But some wise part of myself realized if I took down the mirror, the rationalizing part of her mind would come up with some excuse how the camera must have been moved, and so literal proof is insufficient to the paranoid mind. But my brother wasn't so smart, and removed the mirror, and she said exactly that.

So it makes a lot of sense to me that there are various levels of "mass psychosis" going on in the world, and that is slightly different than individual psychosis. So the "objective evidence" for a belief is not contained within a single mind, but the fact that other minds believe the same thing.

A friend on FB shared this video recently. My dad listened to Coast to Coast years past, and I listened at least to confirm the interviewer wasn't interested what is true, but in helping to draw out the "theory" of each of his guest, and to make sure its interesting.

Anyway, here's the interview on FB, and I listened enough to see it is nonsense. And the man used some real astronomical terms like perihelion, and he sounded completely sane in the sense of earnest attention to something he considered dangerous and imminent. And it contains a prediction of catastrophe this fall, and so we can all wait until it is disproven, but its no different than my sister's mirror camera, some new rationalization will take over.

It's easy enough to dismiss people who talk about things like this, but I think they are illustrative how vulnerable we all are to fantasy and how susceptible we are to any "true believers" who tell us things we already want to believe.

And ipartisan politics plays right into this.
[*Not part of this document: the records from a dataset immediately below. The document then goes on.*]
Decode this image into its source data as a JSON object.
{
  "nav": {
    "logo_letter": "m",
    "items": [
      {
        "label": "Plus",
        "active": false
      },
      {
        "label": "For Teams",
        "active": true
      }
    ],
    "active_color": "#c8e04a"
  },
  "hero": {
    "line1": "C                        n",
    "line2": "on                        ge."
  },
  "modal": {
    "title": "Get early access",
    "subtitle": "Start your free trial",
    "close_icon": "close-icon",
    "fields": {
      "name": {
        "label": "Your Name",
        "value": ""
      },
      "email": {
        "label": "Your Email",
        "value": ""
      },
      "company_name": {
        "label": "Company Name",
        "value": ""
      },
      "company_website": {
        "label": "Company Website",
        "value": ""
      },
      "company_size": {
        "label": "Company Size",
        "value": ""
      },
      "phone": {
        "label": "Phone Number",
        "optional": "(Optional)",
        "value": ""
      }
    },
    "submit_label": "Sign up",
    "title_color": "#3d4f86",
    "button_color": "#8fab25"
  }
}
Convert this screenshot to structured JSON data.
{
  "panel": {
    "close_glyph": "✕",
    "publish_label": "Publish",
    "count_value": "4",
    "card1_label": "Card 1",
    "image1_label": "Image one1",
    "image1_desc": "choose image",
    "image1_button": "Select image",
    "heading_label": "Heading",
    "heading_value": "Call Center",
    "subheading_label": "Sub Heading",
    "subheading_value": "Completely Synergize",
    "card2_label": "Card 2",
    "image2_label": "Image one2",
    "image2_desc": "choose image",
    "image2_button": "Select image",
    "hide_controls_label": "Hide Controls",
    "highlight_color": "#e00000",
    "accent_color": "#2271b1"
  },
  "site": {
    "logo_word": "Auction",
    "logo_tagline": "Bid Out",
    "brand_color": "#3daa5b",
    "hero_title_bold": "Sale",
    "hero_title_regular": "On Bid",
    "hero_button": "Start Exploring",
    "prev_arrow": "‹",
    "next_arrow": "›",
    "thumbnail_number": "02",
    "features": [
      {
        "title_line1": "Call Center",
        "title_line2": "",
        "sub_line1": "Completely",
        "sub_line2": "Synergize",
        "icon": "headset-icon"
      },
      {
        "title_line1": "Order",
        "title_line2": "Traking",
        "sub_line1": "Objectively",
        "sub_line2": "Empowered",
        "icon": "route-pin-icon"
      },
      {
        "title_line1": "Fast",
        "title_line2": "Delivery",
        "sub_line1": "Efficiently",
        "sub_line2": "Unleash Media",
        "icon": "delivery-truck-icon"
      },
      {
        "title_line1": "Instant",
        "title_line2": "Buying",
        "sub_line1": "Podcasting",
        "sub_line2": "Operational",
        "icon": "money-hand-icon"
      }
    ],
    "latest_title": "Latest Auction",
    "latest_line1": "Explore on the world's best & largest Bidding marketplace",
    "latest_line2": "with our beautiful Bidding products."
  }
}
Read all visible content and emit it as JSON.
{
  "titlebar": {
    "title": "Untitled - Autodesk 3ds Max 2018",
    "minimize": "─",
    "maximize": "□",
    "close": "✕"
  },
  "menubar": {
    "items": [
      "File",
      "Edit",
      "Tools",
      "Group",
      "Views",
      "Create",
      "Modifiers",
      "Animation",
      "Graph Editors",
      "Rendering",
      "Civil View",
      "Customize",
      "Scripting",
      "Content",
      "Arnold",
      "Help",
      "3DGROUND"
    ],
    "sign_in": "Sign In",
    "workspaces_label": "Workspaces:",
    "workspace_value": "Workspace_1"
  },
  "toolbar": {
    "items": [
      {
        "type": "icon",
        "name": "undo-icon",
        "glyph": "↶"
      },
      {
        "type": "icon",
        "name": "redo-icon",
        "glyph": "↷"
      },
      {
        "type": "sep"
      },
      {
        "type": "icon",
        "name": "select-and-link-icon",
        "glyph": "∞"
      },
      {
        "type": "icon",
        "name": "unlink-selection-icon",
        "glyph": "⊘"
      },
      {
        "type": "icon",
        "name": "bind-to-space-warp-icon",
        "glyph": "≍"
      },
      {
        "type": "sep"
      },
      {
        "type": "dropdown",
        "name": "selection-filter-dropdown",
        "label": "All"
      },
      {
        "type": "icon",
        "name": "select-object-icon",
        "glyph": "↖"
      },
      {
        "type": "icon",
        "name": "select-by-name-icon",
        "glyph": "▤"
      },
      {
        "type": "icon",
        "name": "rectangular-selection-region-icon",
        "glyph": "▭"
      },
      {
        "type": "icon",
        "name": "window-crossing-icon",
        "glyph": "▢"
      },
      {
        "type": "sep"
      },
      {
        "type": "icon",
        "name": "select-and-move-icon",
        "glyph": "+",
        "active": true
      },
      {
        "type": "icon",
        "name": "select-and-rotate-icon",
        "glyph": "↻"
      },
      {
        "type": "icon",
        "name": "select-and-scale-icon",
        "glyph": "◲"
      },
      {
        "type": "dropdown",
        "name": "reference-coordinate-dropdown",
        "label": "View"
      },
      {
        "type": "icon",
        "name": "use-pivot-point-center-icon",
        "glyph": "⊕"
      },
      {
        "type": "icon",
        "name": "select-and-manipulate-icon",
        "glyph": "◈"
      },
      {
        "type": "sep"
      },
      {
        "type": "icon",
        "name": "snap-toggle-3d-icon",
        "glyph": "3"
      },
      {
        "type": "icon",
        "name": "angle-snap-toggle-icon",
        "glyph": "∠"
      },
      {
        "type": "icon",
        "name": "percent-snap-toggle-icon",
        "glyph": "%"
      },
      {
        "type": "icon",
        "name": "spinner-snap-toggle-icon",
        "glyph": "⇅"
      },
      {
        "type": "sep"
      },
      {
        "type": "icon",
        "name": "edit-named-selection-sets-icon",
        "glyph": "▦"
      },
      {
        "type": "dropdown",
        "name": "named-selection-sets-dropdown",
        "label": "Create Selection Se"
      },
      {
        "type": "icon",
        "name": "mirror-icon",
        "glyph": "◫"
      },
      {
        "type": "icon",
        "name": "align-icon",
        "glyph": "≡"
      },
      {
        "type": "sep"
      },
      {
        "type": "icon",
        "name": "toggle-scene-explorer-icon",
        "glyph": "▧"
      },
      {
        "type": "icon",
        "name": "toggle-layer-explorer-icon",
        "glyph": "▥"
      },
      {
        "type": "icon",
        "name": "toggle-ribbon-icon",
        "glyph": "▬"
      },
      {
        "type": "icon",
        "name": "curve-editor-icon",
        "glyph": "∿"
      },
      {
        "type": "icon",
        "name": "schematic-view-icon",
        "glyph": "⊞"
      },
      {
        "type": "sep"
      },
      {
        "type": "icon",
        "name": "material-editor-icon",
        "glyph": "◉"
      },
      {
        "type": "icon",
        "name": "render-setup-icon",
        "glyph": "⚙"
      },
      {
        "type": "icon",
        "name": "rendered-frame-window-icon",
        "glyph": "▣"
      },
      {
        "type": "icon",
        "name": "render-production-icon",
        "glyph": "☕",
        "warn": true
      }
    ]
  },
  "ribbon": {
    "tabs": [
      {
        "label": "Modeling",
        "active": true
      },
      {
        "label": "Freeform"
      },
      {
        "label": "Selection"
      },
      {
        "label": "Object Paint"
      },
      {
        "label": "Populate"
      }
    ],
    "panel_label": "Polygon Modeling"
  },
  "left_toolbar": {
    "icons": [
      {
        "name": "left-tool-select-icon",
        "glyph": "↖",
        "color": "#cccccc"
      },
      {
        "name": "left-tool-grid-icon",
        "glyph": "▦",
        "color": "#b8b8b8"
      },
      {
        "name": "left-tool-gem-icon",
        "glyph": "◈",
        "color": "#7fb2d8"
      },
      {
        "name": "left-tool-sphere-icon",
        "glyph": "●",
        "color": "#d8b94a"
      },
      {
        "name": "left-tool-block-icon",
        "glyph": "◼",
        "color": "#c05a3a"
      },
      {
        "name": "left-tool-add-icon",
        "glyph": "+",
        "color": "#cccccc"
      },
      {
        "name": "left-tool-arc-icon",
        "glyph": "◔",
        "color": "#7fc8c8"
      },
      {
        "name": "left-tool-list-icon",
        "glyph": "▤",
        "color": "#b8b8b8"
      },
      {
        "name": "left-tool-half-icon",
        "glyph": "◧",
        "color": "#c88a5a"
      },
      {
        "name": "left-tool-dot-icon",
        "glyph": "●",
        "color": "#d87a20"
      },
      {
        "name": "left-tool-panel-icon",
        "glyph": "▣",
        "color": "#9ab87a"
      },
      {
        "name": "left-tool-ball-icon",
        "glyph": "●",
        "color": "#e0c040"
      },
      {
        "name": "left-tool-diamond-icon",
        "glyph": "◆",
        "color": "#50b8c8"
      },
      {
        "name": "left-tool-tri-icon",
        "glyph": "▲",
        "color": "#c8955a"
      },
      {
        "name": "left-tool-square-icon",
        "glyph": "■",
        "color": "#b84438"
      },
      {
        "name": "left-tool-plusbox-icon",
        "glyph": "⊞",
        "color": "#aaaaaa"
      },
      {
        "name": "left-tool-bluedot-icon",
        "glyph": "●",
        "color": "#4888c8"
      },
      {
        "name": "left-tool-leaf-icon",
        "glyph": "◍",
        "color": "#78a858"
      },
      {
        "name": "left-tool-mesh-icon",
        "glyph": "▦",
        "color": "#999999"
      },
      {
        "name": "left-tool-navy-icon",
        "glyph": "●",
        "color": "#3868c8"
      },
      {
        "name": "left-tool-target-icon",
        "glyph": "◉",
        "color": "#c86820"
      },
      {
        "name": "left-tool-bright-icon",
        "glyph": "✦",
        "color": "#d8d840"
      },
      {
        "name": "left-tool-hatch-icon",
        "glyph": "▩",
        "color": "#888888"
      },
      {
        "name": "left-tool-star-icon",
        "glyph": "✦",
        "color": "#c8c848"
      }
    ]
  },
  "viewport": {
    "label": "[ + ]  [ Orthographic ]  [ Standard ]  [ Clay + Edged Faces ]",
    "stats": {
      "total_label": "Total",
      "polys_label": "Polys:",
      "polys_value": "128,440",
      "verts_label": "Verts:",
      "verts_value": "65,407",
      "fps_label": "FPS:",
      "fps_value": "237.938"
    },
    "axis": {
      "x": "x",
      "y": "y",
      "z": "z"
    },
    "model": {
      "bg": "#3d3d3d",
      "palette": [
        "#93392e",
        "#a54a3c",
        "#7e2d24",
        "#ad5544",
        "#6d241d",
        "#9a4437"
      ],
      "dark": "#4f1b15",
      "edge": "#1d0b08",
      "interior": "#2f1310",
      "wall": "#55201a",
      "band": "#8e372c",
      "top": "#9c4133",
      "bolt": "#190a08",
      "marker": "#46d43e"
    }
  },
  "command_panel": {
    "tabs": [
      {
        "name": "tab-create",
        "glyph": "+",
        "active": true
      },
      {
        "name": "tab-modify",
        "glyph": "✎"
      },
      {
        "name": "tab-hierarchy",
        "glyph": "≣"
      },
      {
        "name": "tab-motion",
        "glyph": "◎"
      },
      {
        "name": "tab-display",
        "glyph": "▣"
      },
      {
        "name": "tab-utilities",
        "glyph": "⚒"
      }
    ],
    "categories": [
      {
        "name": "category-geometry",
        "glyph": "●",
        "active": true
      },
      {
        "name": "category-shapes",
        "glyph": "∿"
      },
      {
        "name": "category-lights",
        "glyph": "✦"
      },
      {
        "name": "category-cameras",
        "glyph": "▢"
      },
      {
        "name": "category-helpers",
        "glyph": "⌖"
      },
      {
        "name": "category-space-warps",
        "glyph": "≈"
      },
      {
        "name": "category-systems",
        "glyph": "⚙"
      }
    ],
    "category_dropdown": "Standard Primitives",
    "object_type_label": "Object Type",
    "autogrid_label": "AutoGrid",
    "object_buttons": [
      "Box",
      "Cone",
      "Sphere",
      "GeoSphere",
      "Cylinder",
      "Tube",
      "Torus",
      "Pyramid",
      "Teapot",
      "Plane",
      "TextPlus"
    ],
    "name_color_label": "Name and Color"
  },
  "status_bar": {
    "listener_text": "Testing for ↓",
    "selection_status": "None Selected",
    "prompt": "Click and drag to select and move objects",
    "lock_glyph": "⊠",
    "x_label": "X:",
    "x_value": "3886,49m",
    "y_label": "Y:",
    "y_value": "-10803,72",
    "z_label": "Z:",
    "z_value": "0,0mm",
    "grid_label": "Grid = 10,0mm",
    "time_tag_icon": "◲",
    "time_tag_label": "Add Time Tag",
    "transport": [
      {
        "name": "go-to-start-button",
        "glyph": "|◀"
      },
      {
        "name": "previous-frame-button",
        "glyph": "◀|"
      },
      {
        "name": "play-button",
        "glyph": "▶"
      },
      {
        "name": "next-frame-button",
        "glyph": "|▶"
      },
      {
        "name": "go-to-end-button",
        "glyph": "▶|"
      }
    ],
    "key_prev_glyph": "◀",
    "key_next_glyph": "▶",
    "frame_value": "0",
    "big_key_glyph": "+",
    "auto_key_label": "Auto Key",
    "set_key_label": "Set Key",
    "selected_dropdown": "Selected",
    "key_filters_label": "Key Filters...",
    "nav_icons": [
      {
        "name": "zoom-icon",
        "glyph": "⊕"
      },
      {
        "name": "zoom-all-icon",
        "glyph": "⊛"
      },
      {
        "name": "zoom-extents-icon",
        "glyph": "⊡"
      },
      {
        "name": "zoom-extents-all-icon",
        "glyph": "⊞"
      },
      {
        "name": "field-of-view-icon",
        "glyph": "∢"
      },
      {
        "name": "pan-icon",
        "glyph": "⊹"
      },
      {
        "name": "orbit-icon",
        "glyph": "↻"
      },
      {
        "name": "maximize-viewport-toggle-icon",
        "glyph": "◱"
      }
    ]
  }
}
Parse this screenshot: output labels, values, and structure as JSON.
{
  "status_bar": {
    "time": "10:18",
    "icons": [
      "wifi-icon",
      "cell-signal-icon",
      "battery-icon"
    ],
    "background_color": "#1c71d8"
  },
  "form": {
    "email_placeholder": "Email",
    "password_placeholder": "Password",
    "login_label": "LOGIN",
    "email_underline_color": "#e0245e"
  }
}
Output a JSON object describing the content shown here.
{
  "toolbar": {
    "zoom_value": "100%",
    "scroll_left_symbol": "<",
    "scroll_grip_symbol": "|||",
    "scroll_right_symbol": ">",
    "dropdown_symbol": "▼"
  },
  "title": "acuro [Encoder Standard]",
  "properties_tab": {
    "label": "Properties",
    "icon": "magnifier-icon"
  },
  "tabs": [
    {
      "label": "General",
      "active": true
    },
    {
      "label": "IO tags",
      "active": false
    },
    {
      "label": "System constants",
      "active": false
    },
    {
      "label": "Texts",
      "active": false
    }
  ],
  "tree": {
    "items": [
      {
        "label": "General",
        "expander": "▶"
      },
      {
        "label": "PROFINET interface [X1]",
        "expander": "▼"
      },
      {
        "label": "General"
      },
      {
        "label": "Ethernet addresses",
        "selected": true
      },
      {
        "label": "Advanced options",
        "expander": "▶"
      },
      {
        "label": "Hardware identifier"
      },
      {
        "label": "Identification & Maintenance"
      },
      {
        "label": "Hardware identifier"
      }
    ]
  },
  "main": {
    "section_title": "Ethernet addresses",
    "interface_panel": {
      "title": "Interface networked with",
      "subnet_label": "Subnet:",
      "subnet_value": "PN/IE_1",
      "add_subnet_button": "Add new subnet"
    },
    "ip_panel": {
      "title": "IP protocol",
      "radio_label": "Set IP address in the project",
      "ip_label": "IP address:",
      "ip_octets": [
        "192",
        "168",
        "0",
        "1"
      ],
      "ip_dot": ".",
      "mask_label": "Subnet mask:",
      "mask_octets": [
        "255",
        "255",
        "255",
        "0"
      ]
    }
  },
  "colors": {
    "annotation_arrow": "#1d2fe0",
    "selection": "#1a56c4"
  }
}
We're vulnerable to narratives that identify scapegoats, even if the left seems more vulnerable in many ways.

Skeptic Michael Shermer wrote a book 20 years ago "Why people believe weird things". Overall my guess is that paranoia isn't simple wrong, or its correct to see a problem, but just simplistic in explanations.

The scapegoat explanations always say what other people are doing wrong, because if its what you're doing, then you might actually have to do something different.

So intuitively I recognize this mental fog exists, and I can have my own form of it, and we're all gathering in our own personalized fog fields hoping what we don't want to look at really isn't the problem.

We're all vunerable, and individuals with delusional narratives and no connection to objective reality now have mass platforms to sell them.

Anonymous said...

People can't make you do anything.

Honest to god. They can't even make you have an emotion.

Yes, they can inflict physical pain. But they can't make you do anything. This is why civil disobedience (with and accepting the consequences) and-or a stand in the face of torture are such powerful testimonies to truth.

Liberals don't take a stand for truth. They don't put themselves on the line. They don't really sacrifice, they just whine. They just complain and pat themselves on the back for creating awareness of something we're all at least tangentially aware of.

What people call protesting or demonstrating against is nothing more than a show, and the more absurd it gets it becomes a circus act. What's the endgame?

But the idea that another person's concepts or values or ideas can make you crazy is........ CRAZY. And the crazier people get about Trump, the more I think he's on to something.

People may say they want change, but no few actually want a change agent. They're disruptive. They upset the apple cart. And I noticed my spellch checker just corrected and capitalized apple. Case in point. At least Apple was under Steve Jobs before the great homosexual climate warlock took over.